- To do -
Every line that includes the word "Open" needs to be copied from the listing.

____________________

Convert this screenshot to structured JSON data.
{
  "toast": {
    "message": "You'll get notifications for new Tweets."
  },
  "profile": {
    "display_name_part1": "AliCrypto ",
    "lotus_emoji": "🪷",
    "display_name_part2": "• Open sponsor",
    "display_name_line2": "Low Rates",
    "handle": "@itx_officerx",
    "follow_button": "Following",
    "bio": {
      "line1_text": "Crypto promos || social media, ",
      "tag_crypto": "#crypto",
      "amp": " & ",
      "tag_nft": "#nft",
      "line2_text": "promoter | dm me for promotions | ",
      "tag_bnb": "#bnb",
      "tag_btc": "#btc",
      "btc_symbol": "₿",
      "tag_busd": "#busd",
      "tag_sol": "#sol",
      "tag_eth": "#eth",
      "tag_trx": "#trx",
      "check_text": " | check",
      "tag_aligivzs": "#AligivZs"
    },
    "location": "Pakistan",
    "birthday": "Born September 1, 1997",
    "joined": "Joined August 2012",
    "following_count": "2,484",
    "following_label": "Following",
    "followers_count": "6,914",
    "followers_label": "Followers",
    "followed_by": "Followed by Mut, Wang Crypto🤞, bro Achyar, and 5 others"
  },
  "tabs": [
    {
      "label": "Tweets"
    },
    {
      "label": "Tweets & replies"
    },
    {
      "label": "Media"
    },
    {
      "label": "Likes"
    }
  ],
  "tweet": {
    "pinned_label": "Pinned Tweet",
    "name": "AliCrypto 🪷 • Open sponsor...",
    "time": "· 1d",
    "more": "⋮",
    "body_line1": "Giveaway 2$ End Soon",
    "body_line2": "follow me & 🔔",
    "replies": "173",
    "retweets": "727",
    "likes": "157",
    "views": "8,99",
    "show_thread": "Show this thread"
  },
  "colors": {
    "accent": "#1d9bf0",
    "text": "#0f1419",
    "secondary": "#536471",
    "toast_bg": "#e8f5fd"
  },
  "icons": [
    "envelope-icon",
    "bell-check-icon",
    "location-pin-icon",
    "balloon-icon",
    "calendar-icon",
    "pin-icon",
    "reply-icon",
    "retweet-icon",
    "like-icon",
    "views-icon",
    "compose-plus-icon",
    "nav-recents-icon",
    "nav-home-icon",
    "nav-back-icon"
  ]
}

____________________

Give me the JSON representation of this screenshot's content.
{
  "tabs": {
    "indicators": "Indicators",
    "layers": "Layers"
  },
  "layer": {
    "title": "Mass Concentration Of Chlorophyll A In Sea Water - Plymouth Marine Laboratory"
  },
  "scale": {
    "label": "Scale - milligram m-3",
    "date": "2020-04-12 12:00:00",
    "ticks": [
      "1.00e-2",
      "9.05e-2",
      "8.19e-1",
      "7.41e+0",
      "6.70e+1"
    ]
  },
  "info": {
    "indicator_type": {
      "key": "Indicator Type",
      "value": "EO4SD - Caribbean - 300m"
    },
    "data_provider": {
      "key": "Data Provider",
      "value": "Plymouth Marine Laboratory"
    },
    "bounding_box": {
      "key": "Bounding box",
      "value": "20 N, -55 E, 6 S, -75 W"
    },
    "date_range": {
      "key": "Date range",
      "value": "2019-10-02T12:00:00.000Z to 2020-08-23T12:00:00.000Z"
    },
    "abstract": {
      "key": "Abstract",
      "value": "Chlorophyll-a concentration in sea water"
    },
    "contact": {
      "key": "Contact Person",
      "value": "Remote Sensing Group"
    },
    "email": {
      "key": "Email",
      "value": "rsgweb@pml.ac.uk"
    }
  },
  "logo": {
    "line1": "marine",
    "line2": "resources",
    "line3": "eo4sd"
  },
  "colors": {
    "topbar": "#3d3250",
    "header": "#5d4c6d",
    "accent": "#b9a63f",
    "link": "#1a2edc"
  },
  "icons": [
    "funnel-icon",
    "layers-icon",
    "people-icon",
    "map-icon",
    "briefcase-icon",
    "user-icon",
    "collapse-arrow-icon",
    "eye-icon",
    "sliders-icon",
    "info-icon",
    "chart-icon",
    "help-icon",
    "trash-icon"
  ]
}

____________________

- Result below -
    "display_name_part2": "• Open sponsor",
    "name": "AliCrypto 🪷 • Open sponsor...",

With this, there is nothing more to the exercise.